Much of her $60,000-a-year salary as a fundraiser for the nonprofit Texas Association Against Sexual Assault comes indirectly from donations made by companies with business before the governor, according to the Austin American-Statesman.

Anita Perry has said that her support for immunization stems from years of watching people suffer and die needlessly from preventable diseases. As Texas's first lady, she has worked with the state's Department of Health to increase immunization rates and has served as the national chair for childhood immunizations with the March of Dimes, where she volunteers.

Perry has also been a strong advocate for the nursing profession. Her efforts to encourage Texans to join the profession have helped the state's rate of vacant nursing jobs drop from 11 percent in 2003 to 8 percent today, according to the first lady's website. (Her office did not return a request for comment.)

Two endowments have been set up in her name, at West Texas A&M University and the University of Texas at San Antonio.
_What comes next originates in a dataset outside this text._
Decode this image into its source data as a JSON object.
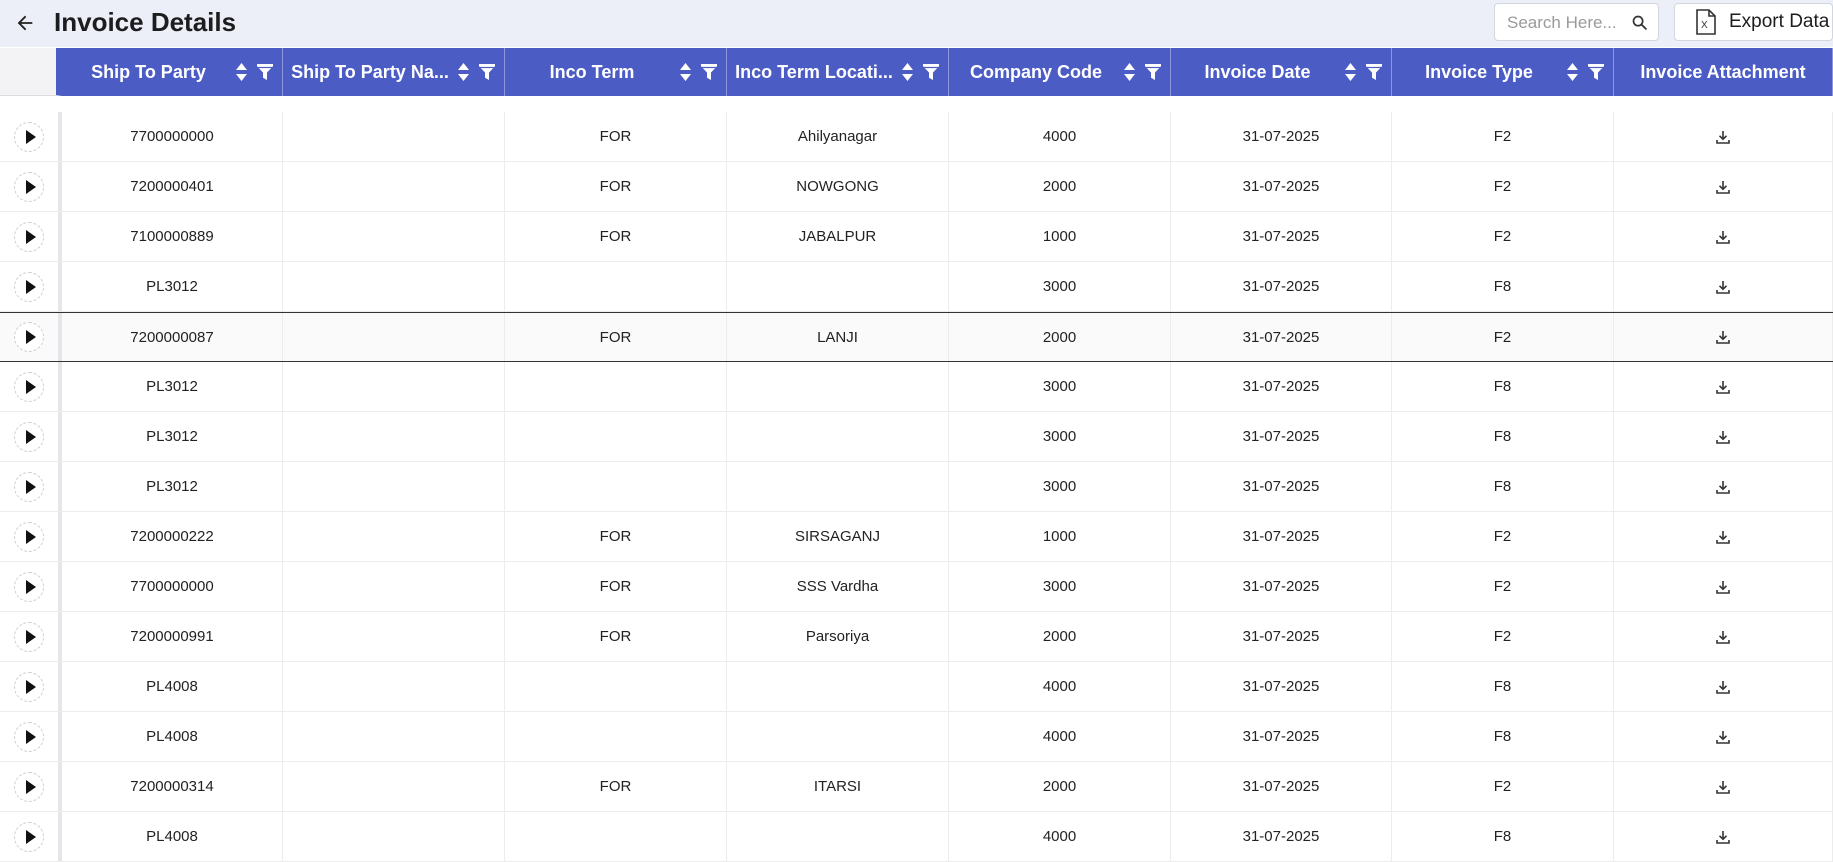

And she’s been a cheerleader for Texas Tech, Hance said, helping recruit professors for the school she attended during her first year of college.

“The biggest problem we have in nursing is most people who have a Master’s or a PhD, they don’t want to go into teaching,” said Hance, a former Democratic congressman. “There’s such a shortage of nurses that someone with those types of credentials can make a tremendous salary in the private sector.”

Perry's other priorities include raising awareness of breast cancer and Alzheimer's. Outside the healthcare field, she created the annual Texas Conference for Women in 2000 and has led economic development delegations around the world while also fighting for preservation efforts in her home state.